On the first of October, Shell Wheeler of Hennepin County got a text on his cellphone.
“Pres. Trump here,” it read. “I want to see YOU Thursday, Oct. 10th at 7PM CDT at a HISTORIC rally in Minneapolis, MN.” It sent him a link to claim some “free” tickets and RSVP, which led him straight to Trump’s campaign page.
Connor Olson got the same message two days later. And a few weeks after that, Dan Pederson got a massage that read, “Enough hearings. Enough Investigations. Let Rep. [Angie] Craig know you stand with President Trump right now.” Both of them live in Ramsey County.
None of the recipients remember signing up for these texts. They’re all Democrats who have never donated to Trump or attended any of his previous events. That’s why they filed a class action lawsuit.
They’re accusing the campaign of spamming their phones in violation of the Telephone Consumer Protection Act of 1991. They’re seeking up to $1,500 in damages for each text message, which the complaint says were “distracting and aggravating” as well as a quantifiable “waste” of time, data, and battery life.
That’s chump change to Trump, but the complaint is hoping for a class number “in the tens of thousands,” which could ramp those damages up to millions.
We wouldn’t blame you for getting a touch of déjà vu. This has happened before.

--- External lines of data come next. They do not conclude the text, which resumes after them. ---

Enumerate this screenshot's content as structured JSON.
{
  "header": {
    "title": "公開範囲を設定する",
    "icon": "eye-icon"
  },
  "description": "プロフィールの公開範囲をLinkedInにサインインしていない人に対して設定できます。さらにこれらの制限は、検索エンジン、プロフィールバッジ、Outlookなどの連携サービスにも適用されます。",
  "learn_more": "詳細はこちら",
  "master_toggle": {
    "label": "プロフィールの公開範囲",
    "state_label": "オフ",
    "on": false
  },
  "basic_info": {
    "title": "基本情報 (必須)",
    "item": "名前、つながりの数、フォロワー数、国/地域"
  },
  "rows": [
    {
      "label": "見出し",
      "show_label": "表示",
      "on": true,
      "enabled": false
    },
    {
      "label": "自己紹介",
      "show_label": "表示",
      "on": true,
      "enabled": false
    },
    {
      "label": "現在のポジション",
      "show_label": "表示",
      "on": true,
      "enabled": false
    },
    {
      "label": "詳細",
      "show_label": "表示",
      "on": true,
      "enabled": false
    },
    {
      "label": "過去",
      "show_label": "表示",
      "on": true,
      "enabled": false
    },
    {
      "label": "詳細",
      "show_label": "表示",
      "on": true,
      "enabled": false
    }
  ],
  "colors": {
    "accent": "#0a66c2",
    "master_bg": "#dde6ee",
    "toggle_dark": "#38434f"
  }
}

Back in 2016, the Trump campaign got slapped by a class-action suit filed from Joshua Thorne of Illinois, claiming “thousands of wireless telephone numbers” had been getting unsolicited texts inviting them to “Make America Great Again.”
“It was a mass, unsolicited communication of promotional messages that the plaintiffs didn’t consent to receive,” lawyer Joseph Siprut told USA Today. “How the Trump campaign went about getting their list of numbers we don’t know yet, but they don’t appear to have done it correctly and legally.”
That case ended with a whimper rather than a bang. The plaintiffs filed for voluntary dismissal in January of 2017. A Politico report surmised Trump’s campaign had quietly settled with two Chicago-area plaintiffs, pointing to $200,000 in campaign money being paid to the Locke Lord law firm shortly before the case was dropped.
At the time, legal experts agreed it was at least worth a try. Todd Henderson, a law professor at the University of Chicago Law School, told USA Today class action lawsuits under the 1991 law are successful roughly 60 percent of the time.
Unless you signed up for it, almost any robocall or text you get from a business or a campaign is illegal. Big names like the Trump campaign make interesting case studies, but the reality is we are constantly inundated by messages like these—which federal and state regulators have been trying and failing to stop. In 2018, Minnesotans got pegged with 45 million of them—double the number from the previous year.